Romania is ruled by foreign ambassadors, an online publication writes, referring to an older narrative used extensively in recent years by populist, nationalist or corrupt figures. This time, the argument used to support the narrative is a statement by Senate Speaker, Anca Dragu, who said she has regular meetings with representatives of the diplomatic corps.
NEWS: “Romania is ruled by foreign ambassadors, who every week meet with high-ranking officials who report their every move – decisions and bills – in the political and economic fields, a situation that goes against the provisions of the 1961 Vienna Convention, which forbids foreign diplomats to interfere in the domestic affairs of another state. The confirmation comes from the second-highest ranking state official, Senate Speaker, Anca Dragu, in a shocking interview for Aleph News.
During the interview, Dragu (somewhat proudly) reveals that every week she has two-three meetings with foreign ambassadors, reporting on the state of reforms and other similar information. Of course, as a rule, talks between foreign ambassadors and high-ranking officials don’t exclude topics such as domestic developments or government negotiations”.
NARRATIVES: 1. Romania is ruled by representatives of the diplomatic corps. 2. Contacts with Romanian officials and expressing opinions/requests/recommendations linked to Romania are considered interference in the country’s domestic affairs.
BACKGROUND: The principle of non-interference in the domestic affairs of another state is one of the main arguments used by authoritarian or corrupt regimes, allowing them to continue their abuses against their own population undisturbed. The obsession with “non-interference in domestic affairs” is another method to divert public attention from other pressing issues. Instead of providing explanations or taking responsibility over their countries’ problems, authoritarian regimes accuse (directly, by means of officials, or indirectly, via media institutions or affiliated commentators) foreign countries who warn against such issues of interfering in the internal affairs of their countries. Countries like Russia and China, known for their authoritarian sideslips and the foreign policy aggression, frequently employ the non-interference principle as an argument. The idea was also adopted by extremists, isolationists and Eurosceptics, who use it including to challenge the role of the EU (the Commission, the Council, etc.) in the policies of member states. In Romania, Nicolae Ceaușescu repeatedly pleaded for non-interference in domestic affairs. Subseuqently, the idea was used, to a greater or lesser extent, by public figures or politicians associated with populism, nationalism or corruption. The narrative about the interference in the internal affairs of other states also underlies the theory that Romania is a Western colony.
PURPOSE: To undermine Romanians’ confidence in partnerships with Romania’s Western allies. To promote nationalist ideology and conspiracy theories about “Romania as a Western colony”.
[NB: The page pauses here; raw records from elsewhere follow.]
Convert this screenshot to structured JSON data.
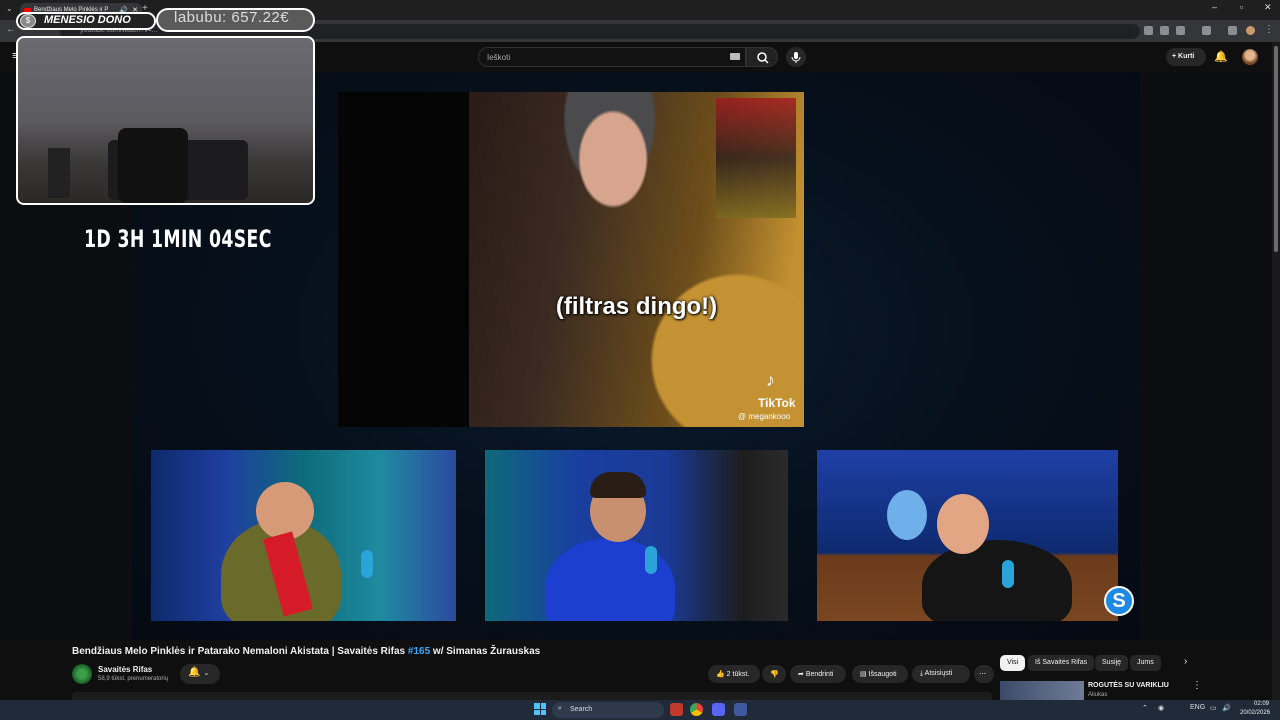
{
  "browser": {
    "tab_title": "Bendžiaus Melo Pinklės ir P",
    "url": "youtube.com/watch?v=...",
    "new_tab": "+",
    "win_min": "–",
    "win_max": "▫",
    "win_close": "✕"
  },
  "youtube": {
    "search_placeholder": "Ieškoti",
    "create_label": "Kurti"
  },
  "overlay": {
    "donation_label": "MENESIO DONO",
    "donation_amount": "labubu: 657.22€",
    "timer": "1D 3H 1MIN 04SEC"
  },
  "video": {
    "caption": "(filtras dingo!)",
    "tiktok_brand": "TikTok",
    "tiktok_handle": "@ megankooo",
    "title_main": "Bendžiaus Melo Pinklės ir Patarako Nemaloni Akistata | Savaitės Rifas ",
    "title_tag": "#165",
    "title_tail": " w/ Simanas Žurauskas",
    "channel_name": "Savaitės Rifas",
    "channel_subs": "58,9 tūkst. prenumeratorių",
    "likes": "2 tūkst.",
    "share": "Bendrinti",
    "save": "Išsaugoti",
    "download": "Atsisiųsti",
    "more": "⋯"
  },
  "sidebar": {
    "chips": [
      "Visi",
      "Iš Savaitės Rifas",
      "Susiję",
      "Jums"
    ],
    "rec_title": "ROGUTĖS SU VARIKLIU",
    "rec_channel": "Aliukas"
  },
  "taskbar": {
    "search_label": "Search",
    "lang": "ENG",
    "time": "02:09",
    "date": "20/02/2026"
  }
}
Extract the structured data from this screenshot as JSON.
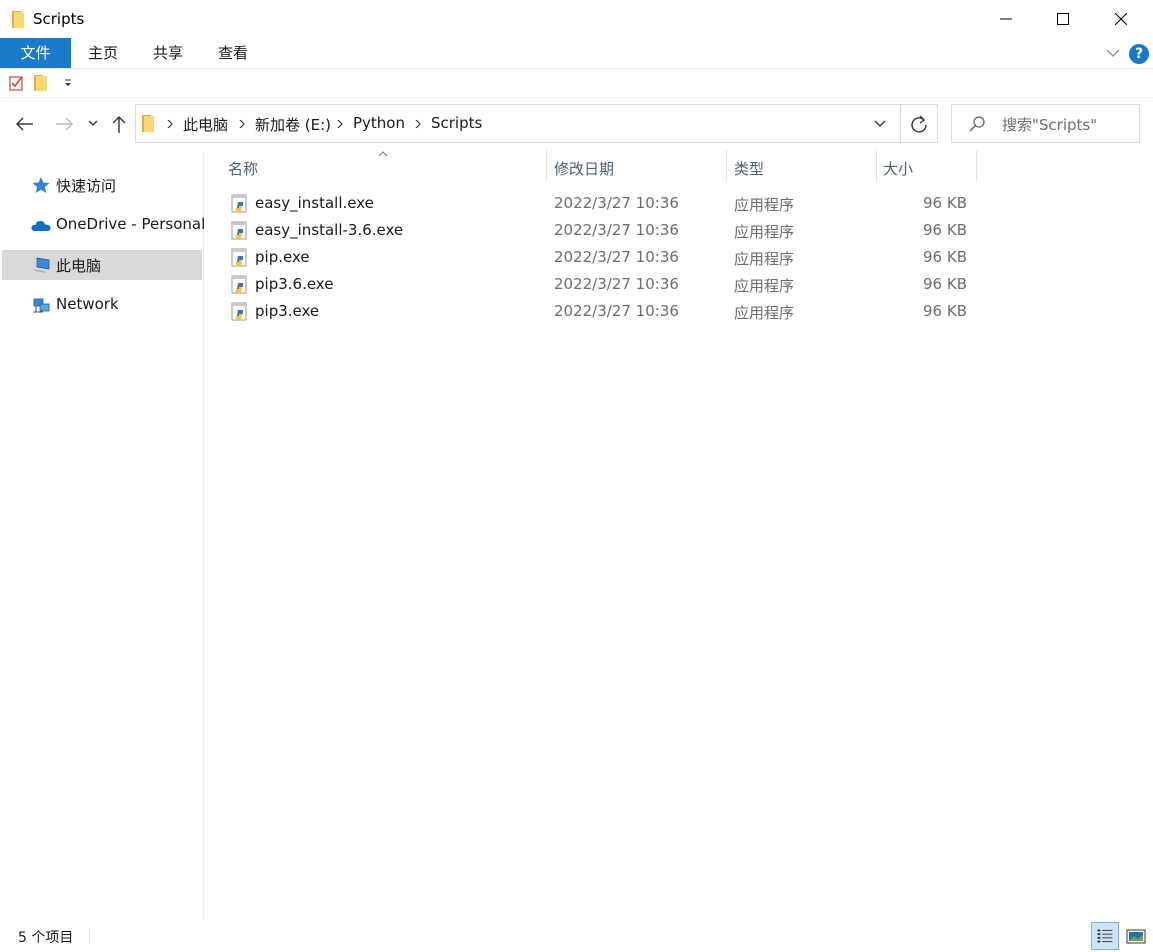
{
  "window": {
    "title": "Scripts"
  },
  "ribbon": {
    "tabs": [
      "文件",
      "主页",
      "共享",
      "查看"
    ]
  },
  "address": {
    "crumbs": [
      "此电脑",
      "新加卷 (E:)",
      "Python",
      "Scripts"
    ]
  },
  "search": {
    "placeholder": "搜索\"Scripts\""
  },
  "navpane": {
    "items": [
      {
        "label": "快速访问",
        "icon": "star-icon"
      },
      {
        "label": "OneDrive - Personal",
        "icon": "cloud-icon"
      },
      {
        "label": "此电脑",
        "icon": "computer-icon",
        "selected": true
      },
      {
        "label": "Network",
        "icon": "network-icon"
      }
    ]
  },
  "columns": {
    "name": "名称",
    "date": "修改日期",
    "type": "类型",
    "size": "大小"
  },
  "files": [
    {
      "name": "easy_install.exe",
      "date": "2022/3/27 10:36",
      "type": "应用程序",
      "size": "96 KB"
    },
    {
      "name": "easy_install-3.6.exe",
      "date": "2022/3/27 10:36",
      "type": "应用程序",
      "size": "96 KB"
    },
    {
      "name": "pip.exe",
      "date": "2022/3/27 10:36",
      "type": "应用程序",
      "size": "96 KB"
    },
    {
      "name": "pip3.6.exe",
      "date": "2022/3/27 10:36",
      "type": "应用程序",
      "size": "96 KB"
    },
    {
      "name": "pip3.exe",
      "date": "2022/3/27 10:36",
      "type": "应用程序",
      "size": "96 KB"
    }
  ],
  "status": {
    "count": "5 个项目"
  },
  "colors": {
    "accent": "#1979ca",
    "selection": "#d9d9d9"
  }
}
WHY THE NARRATIVES ARE FALSE: The Senate’s remit also includes foreign relations, while the Speaker’s prerogatives cover the representation of this institution in foreign relations (Art. 35, paragraph g. in the Senate’s Statute). Trying to learn more about the developments in a certain country – including by asking state officials direct questions via formal channels – is part of a diplomat’s job description, which does not only involve conveying certain messages, but also improving relations. This means acquiring a better understanding of the country of accreditation in order to paint a better image back home. Such information can be useful not just to other governments, but to regular citizens who wish to travel or do business in a new market. There’s no evidence or argument in Anca Dragu’s interview that the diplomats she met with instructed her what to do. Moreover, the Senate holds no executive power.
The referral to Article 41 in the Vienna Convention disregards two important aspects. First of all, in international practice, Article 41 in the Vienna Convention was considered irrelevant whenever interventions were deemed necessary to defend human rights or vulnerable or oppressed populations (take, for instance, former Yugoslavia). Secondly, “non-interference in the internal affairs of another state” is an ambiguous phrasing and there’s no international consensus over what “interference” actually means. World powers are not isolated, but work together as part of an international community where they interact with each other. These interactions observe agreements and treatises and are often bound by membership to certain international bodies and organizations, which in turn are governed by norms and regulations. Non-compliance with this plethora of regulations, accords, treatises and principles often takes various forms, and it’s hard to argue that their observance is tantamount to interference in domestic affairs, all the more so as a diplomat’s role is to speak on behalf of the government he represents.
GRAIN OF TRUTH: Senate Speaker, Anca Dragu, meets regularly with representatives of the diplomatic corps. Article 41.1 of the 1961 Vienna Convention stipulates the principle of non-interference in the internal affairs of another state.